Data supplied Start Marker
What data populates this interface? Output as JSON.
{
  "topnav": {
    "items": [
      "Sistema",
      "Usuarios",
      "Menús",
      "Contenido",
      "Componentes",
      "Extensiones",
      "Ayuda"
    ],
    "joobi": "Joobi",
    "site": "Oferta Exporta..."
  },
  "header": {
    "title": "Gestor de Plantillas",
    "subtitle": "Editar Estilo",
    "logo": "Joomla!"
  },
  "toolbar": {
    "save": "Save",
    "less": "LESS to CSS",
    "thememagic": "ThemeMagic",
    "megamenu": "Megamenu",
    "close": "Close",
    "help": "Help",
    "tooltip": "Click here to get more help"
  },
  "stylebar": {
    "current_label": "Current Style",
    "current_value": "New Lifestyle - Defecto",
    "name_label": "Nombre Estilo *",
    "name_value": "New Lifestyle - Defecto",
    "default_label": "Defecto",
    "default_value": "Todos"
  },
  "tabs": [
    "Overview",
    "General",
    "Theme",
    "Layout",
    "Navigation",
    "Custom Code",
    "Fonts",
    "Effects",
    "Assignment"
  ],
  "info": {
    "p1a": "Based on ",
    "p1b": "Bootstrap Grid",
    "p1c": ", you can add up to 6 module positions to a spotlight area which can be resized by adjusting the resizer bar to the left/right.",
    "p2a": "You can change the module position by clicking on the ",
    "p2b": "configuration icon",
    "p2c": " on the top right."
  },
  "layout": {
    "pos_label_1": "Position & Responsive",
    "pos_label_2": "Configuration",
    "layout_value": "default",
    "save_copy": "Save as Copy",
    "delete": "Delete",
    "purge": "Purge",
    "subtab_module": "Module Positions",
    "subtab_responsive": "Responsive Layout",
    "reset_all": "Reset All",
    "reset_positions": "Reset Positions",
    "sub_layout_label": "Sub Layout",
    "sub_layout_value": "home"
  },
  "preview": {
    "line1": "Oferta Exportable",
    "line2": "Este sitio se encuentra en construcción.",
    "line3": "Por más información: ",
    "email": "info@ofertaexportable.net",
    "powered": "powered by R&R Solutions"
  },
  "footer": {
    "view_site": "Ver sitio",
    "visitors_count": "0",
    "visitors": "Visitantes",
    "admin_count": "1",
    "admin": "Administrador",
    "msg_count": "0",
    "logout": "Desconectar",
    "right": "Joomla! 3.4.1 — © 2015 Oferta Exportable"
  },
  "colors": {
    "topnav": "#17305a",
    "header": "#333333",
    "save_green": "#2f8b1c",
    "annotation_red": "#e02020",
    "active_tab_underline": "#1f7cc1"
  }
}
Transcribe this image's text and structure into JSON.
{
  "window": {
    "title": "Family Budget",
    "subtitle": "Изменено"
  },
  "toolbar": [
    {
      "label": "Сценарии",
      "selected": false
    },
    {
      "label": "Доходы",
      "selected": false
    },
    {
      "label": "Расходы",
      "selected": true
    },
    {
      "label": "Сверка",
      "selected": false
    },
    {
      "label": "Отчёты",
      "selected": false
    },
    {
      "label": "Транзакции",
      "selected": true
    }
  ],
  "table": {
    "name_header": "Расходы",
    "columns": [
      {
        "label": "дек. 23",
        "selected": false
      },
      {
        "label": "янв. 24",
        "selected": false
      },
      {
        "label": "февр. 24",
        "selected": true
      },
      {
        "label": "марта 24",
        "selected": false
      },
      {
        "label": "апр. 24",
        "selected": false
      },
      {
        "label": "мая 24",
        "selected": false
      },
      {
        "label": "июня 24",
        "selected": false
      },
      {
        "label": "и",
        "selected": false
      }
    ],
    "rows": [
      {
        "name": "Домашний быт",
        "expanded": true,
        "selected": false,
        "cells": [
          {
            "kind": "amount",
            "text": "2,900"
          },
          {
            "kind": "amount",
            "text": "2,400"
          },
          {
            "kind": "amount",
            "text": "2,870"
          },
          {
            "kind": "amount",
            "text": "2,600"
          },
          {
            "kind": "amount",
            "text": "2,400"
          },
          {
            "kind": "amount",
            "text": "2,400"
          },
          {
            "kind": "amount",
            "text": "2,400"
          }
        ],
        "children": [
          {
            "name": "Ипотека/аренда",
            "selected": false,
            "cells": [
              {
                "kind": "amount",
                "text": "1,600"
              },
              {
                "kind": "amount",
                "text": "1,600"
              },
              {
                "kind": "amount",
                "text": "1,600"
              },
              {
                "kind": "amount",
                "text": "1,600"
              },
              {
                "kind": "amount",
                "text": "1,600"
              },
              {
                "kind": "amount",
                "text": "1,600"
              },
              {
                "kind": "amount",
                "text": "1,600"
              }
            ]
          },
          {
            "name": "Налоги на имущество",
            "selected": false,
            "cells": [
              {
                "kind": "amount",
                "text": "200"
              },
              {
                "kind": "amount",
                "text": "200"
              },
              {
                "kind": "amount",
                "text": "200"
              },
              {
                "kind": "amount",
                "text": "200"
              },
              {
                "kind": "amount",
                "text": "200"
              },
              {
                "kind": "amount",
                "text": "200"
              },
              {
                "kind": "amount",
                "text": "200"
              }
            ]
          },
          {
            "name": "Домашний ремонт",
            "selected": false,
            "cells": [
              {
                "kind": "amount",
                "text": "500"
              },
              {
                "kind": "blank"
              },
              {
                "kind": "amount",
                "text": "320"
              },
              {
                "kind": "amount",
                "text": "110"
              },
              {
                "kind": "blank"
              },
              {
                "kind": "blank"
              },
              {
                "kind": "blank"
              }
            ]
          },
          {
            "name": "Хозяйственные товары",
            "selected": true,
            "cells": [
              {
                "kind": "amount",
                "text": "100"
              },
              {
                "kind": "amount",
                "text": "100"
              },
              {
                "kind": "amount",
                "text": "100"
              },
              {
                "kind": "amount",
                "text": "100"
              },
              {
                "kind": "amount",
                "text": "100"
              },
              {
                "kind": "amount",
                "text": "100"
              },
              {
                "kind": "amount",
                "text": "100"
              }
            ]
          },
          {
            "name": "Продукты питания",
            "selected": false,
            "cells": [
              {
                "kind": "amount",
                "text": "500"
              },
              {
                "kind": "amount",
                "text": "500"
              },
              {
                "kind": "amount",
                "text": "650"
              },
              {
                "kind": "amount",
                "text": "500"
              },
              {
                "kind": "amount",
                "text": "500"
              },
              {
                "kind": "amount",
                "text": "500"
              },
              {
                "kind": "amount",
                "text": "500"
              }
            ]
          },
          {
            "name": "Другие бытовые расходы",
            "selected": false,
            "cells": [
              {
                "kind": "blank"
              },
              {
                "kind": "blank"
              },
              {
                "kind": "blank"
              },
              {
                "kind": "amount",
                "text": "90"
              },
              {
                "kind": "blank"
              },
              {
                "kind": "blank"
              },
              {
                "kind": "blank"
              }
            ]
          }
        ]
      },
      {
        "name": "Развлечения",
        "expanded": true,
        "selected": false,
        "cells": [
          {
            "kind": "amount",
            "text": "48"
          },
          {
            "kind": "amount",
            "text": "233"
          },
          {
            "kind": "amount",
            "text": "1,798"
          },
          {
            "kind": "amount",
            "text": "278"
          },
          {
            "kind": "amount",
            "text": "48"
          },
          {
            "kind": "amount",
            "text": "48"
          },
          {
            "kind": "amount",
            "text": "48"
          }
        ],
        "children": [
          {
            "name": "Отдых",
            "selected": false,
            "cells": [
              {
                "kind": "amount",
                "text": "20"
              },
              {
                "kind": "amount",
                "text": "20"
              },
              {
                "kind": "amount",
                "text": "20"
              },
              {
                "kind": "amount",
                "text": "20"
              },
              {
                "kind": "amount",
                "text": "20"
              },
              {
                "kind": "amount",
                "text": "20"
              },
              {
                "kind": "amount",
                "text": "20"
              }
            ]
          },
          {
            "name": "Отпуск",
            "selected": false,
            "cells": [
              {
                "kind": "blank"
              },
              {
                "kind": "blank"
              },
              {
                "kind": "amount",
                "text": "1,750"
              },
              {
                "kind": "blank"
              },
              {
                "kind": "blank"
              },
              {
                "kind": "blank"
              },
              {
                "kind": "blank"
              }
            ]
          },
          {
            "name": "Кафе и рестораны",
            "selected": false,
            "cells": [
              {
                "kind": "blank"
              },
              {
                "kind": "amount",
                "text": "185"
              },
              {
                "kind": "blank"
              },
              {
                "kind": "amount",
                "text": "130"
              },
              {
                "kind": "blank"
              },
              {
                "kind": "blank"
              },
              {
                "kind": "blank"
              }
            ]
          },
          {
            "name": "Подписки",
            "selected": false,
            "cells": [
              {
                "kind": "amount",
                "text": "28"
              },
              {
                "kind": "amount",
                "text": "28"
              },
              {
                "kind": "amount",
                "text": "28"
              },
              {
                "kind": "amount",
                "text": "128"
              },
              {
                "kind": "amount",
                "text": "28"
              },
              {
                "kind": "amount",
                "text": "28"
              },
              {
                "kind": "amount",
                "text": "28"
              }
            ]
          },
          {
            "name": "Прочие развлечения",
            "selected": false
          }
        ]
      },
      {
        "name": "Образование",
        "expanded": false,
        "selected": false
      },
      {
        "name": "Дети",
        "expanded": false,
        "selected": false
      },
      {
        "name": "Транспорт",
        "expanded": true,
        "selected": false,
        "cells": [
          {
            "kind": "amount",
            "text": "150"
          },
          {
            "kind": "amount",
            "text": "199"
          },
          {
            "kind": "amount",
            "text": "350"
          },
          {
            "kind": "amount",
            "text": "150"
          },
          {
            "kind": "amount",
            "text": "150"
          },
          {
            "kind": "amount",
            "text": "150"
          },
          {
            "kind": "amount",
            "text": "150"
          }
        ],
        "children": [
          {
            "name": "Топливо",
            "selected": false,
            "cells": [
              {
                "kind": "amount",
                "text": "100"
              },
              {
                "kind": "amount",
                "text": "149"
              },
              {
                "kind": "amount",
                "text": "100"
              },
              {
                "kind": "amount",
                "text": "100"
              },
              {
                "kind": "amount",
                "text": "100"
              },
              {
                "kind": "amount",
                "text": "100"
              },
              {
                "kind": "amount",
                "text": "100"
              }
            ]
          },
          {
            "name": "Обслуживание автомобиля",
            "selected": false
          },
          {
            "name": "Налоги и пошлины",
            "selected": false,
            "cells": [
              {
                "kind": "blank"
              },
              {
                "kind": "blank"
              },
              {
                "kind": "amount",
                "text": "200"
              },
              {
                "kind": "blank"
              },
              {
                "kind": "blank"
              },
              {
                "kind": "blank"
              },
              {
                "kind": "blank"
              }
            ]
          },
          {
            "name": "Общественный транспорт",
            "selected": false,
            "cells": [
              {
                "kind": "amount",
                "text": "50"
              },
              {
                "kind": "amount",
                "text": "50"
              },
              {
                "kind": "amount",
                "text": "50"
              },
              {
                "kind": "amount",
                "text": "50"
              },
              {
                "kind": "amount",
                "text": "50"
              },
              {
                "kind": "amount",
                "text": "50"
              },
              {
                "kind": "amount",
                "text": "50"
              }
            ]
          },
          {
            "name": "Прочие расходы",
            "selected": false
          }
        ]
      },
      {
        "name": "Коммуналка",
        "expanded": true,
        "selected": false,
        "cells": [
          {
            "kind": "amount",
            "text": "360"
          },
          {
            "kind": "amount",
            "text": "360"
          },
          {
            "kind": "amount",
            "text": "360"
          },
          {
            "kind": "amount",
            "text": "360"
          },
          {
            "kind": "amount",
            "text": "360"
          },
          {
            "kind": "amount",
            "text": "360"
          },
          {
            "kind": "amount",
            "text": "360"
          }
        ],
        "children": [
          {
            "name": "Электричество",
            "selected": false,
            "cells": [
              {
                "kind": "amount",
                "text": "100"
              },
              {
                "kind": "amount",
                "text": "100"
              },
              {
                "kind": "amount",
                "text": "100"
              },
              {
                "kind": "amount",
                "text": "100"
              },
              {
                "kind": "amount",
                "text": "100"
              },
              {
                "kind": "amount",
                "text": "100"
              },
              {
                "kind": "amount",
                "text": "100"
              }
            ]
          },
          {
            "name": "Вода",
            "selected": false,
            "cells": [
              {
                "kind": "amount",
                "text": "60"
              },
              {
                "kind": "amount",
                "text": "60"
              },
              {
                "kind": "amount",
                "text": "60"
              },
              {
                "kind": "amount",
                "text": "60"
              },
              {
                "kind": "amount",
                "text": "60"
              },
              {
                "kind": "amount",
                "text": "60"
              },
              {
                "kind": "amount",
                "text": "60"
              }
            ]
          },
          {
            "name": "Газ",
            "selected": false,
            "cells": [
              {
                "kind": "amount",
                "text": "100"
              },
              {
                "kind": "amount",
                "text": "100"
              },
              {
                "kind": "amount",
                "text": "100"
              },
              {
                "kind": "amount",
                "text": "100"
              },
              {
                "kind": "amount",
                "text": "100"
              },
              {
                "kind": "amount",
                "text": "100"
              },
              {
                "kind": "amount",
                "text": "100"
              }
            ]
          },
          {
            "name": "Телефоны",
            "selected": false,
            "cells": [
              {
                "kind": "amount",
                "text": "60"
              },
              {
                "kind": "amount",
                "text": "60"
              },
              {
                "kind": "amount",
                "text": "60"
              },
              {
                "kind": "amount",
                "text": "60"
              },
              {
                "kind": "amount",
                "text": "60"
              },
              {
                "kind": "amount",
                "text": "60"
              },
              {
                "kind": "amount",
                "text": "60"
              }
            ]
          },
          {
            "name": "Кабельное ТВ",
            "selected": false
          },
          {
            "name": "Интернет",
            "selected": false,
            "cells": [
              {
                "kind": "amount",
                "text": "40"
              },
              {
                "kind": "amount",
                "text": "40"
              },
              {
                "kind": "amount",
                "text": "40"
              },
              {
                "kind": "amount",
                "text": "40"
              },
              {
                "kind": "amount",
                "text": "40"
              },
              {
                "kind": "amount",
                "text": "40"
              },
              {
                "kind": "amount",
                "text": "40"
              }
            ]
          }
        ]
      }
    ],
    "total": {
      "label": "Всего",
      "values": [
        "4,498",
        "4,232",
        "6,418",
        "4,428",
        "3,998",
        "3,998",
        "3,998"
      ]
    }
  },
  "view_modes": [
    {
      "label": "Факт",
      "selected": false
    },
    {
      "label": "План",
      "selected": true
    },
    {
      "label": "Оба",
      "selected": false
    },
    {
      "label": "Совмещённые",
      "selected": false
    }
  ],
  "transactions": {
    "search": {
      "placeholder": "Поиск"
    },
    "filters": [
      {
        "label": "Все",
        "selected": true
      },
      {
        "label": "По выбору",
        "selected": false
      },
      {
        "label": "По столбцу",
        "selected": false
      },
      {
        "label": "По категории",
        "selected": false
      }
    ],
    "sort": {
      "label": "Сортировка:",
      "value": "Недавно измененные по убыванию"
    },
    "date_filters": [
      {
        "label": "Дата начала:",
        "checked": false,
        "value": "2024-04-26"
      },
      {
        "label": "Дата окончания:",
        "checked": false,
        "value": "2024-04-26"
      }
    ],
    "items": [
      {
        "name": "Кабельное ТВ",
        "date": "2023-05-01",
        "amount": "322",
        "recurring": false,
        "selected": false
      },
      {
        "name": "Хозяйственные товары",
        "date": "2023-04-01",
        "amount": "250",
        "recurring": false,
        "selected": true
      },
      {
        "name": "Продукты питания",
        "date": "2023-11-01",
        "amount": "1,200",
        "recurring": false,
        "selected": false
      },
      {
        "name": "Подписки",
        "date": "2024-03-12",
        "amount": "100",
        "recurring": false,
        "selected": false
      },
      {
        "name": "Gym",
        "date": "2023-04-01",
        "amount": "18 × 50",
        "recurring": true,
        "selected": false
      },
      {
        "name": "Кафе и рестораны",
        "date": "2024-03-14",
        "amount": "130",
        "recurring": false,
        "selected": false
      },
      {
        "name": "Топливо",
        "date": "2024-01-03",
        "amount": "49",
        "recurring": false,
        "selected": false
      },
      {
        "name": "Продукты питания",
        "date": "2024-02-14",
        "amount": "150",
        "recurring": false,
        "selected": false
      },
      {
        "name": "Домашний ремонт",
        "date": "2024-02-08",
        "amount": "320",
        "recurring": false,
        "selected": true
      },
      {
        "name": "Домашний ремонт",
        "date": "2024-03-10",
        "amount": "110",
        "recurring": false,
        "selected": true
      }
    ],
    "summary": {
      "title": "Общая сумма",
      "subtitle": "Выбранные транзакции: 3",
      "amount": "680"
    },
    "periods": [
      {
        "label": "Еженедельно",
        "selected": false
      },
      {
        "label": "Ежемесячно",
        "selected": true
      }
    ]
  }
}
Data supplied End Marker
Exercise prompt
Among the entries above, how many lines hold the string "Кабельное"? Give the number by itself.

Completed exercise
2